In a larger sense, this popular and legal shift set the stage for many subsequent elements of US policy. President Carter's Presidency was perceived in retrospect as suffering irreparable damage because he allowed an influx of Cubans and Haitians into the country and the US Presidents who followed him--Republican and Democrat alike-- became increasingly hostile toward immigration in general. In the 1990s, emboldened by the Haitian case, the Clinton Administration repatriated hundreds of Chinese boat people seeking asylum in the United States. And after the first World Trade Center bombing Orientalism and Islamophobia became intertwined in the public perception that immigration into the United States is "lax"-- a charge that is often repeated in our present moment. By the end of the 90s politicians like California's Pete Wilson led the charge for stricter immigration legislation, which developed into full scale xenophobia under the second Bush Administration, with immigration becoming tied to fears about the US economy and the "war on terror".

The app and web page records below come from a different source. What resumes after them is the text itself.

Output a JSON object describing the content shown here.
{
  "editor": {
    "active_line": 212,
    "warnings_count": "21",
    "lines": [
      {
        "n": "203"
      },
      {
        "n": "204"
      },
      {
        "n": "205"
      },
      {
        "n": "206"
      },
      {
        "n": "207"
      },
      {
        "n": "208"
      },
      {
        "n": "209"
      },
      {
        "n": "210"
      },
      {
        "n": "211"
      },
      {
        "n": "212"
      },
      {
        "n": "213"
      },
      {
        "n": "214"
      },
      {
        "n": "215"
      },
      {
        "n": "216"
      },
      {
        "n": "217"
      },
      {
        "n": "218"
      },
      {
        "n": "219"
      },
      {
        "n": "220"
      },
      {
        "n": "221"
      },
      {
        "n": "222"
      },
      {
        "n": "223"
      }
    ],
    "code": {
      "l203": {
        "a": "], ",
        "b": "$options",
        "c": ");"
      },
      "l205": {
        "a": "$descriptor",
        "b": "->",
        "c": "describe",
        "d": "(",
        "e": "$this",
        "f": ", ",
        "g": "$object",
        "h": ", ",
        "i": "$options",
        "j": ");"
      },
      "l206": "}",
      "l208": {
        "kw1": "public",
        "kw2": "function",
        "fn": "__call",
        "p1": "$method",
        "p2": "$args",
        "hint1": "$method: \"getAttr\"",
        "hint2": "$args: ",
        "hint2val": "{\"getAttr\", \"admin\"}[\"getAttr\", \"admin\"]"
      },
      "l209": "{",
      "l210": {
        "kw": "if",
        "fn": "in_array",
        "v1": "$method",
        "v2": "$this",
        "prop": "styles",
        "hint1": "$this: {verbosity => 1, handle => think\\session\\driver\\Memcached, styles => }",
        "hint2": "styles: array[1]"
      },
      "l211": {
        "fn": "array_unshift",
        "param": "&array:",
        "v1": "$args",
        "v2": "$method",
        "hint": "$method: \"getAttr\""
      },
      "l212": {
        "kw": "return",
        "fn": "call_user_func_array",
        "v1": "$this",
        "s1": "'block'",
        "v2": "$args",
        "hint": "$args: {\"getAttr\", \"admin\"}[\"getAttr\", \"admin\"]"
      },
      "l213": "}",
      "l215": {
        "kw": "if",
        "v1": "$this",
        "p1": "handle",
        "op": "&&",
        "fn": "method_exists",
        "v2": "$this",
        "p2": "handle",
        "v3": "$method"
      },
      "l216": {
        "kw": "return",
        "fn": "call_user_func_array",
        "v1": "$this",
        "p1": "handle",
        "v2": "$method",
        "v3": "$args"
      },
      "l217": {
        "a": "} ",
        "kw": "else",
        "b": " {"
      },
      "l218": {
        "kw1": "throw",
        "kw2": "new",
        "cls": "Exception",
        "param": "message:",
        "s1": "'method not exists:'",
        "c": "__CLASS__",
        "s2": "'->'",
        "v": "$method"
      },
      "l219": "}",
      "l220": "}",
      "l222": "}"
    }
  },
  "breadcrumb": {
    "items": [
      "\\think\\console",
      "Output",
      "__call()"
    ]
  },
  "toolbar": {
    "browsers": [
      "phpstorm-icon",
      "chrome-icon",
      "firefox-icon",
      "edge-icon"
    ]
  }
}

And of course, Guantanamo Bay... well, we know what happened there, right? (Actually, is happening. The prison and interrogation camp at Guantanamo Bay is still open. Just saying.)
In legal terms Guantanamo Bay is an "anomalous zone": a space where the rule of law under which Americans live is temporarily suspended. Its geographical position, just outside US borders supports this function (although historically there have been anomalous zones within national borders, like sanctuary churches and red light districts, for e.g.). That means the people detained there, whether it was Haitian boat people in the 90s or Arab and Muslim prisoners post 9/11, do not enjoy the rights--even basic human rights--that the US extends to world citizens outside this space. The space itself is designed for that purpose. So while different categories of immigration and asylum--legal and illegal, economic and political--have been collapsed into a blanket rejection of foreign (read: non-European) "others". And Guantanamo provides a place to act on those populations the US government decides do not count as entirely human.
So no matter how sincere he is, when President Obama pledges the "unwavering support" of the US to Haiti in the name of our "common humanity" there is a lot of history being swept under the carpet. The priority should be getting aid to Haiti in this moment of crisis, but the smart thing to do here--if history is any indication-- would be to keep the side-eye at the ready.